2009 Domaine du Comte Liger-Belair La Romanée- France, Burgundy, Côte de Nuits, La Romanée Grand Cru (10/3/2018)
Classic Liger Belair style. Ample spice and red fruit on the nose with a hint of reduction. The palate was soft and velvety. A slight hint of orange rim and discernibly lighter and more advanced in color and taste than the 99 Jayer Echezeaux. This was a solid #3 tonight until the Jayer softened and opened up. We could see this improving for another 5 years but in contrast we could see the Jayer go for another 10-30 years. A great wine in perfect harmony.
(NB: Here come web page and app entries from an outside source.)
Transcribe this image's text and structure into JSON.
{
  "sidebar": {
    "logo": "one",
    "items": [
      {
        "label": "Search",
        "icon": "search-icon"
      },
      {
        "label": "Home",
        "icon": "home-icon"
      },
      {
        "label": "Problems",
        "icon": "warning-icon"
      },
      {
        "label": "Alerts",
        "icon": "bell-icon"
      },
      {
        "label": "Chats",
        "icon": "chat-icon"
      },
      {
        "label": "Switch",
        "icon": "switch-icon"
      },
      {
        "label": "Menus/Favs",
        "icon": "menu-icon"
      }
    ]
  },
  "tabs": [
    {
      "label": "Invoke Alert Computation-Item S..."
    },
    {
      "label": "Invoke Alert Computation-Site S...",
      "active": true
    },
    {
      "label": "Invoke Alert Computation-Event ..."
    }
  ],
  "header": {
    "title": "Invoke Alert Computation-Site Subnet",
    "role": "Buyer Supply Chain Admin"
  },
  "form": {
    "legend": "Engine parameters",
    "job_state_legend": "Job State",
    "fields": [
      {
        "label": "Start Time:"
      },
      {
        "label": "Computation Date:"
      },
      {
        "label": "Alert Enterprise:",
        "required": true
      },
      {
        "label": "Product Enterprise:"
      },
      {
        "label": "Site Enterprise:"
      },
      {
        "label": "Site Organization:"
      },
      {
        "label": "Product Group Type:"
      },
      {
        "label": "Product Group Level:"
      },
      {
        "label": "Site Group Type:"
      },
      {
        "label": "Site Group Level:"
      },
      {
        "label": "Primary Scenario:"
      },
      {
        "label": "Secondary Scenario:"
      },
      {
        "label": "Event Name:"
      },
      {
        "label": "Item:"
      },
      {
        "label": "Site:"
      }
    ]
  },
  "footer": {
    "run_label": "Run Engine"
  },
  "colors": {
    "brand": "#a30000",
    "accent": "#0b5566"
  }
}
Well done Fred, sounds like the perfect wine dinner. Agree, aged white burgs when they are on can tend to steal the show. The only Jayer that I’ve been privileged to drink is the 72 Jayer Echezeaux earlier this year, and it was a spectacular bottle that showed young. I can imagine that 99 will just get better and better in the coming years. A somm who has had many Jayer wines and tasted frequent with Henri in his cellar once told me that the Echezeaux was his second favorite wine in the stable after the Richebourg but ahead of the Cros P.
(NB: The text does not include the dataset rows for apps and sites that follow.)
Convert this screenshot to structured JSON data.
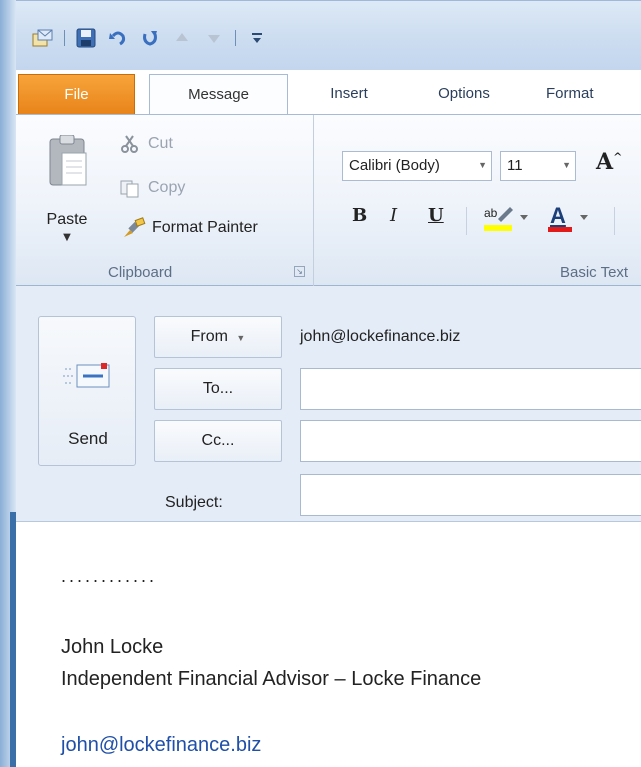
{
  "ribbon_tabs": {
    "file": "File",
    "message": "Message",
    "insert": "Insert",
    "options": "Options",
    "format": "Format"
  },
  "clipboard": {
    "paste": "Paste",
    "cut": "Cut",
    "copy": "Copy",
    "format_painter": "Format Painter",
    "group_label": "Clipboard"
  },
  "basic_text": {
    "font_name": "Calibri (Body)",
    "font_size": "11",
    "bold": "B",
    "italic": "I",
    "underline": "U",
    "group_label": "Basic Text"
  },
  "compose": {
    "send_label": "Send",
    "from_button": "From",
    "from_value": "john@lockefinance.biz",
    "to_button": "To...",
    "cc_button": "Cc...",
    "subject_label": "Subject:",
    "to_value": "",
    "cc_value": "",
    "subject_value": ""
  },
  "body": {
    "dots": "............",
    "name": "John Locke",
    "title": "Independent Financial Advisor – Locke Finance",
    "email": "john@lockefinance.biz"
  },
  "colors": {
    "file_tab": "#e8841a",
    "link": "#1f4fa8",
    "frame": "#3a6fa7"
  }
}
Excellent Fred - wines and notes. I wonder what would be left to do “Burgundy to the 10s” ! I’ve only had two d’Auvenays, that same Folatieres and one Chevalier. Stunning wines, but just ridiculous pricing and availability now. Interesting observations on the LB La Romanee: are you saying this is aging relatively fast?!? Or just that it’s already quite accessible (and excessible)?
There’s always talk that the Georges Jayer is different or the same as the Henri Jayer (you had the Georges) but I don’t know the truth. The one labeled only Henri is way more expensive-and probably the same wine.
First off, wonderful set of wines and smart food pairings!
I’m not an expert, but having posted on this subject before and having been enlightened by other board members, this is what I think I know:
Henri made the wine, but from his brother’s vine holdings in Echezeaux, which were different than his. Georges used to sell off the wine in bulk, but from 1988-2001 Henri made the wines for his brother under the Domaine Georges Jayer moniker (which you can see in fine print on your bottle.) This wine would be different than the straight Henri Jayer bottling, because it would be made from grapes in separate plots. I can’t tell you what the conventional wisdom is about which brother had the “better” vines.
You can still buy a similar wine today – Georges’ Ech vines passed onto his daughter – Claudette Dulka. Now Rouget makes the wine from her holdings, as well as a village NSG that is quite good.
I think some people look down on Rouget’s Echezeaux a bit because it’s a blend of three separate Jayer family plots of varying degrees of quality – as opposed to Henri Jayer’s primo plot.
I look forward to being corrected by those more knowledgeable than I am …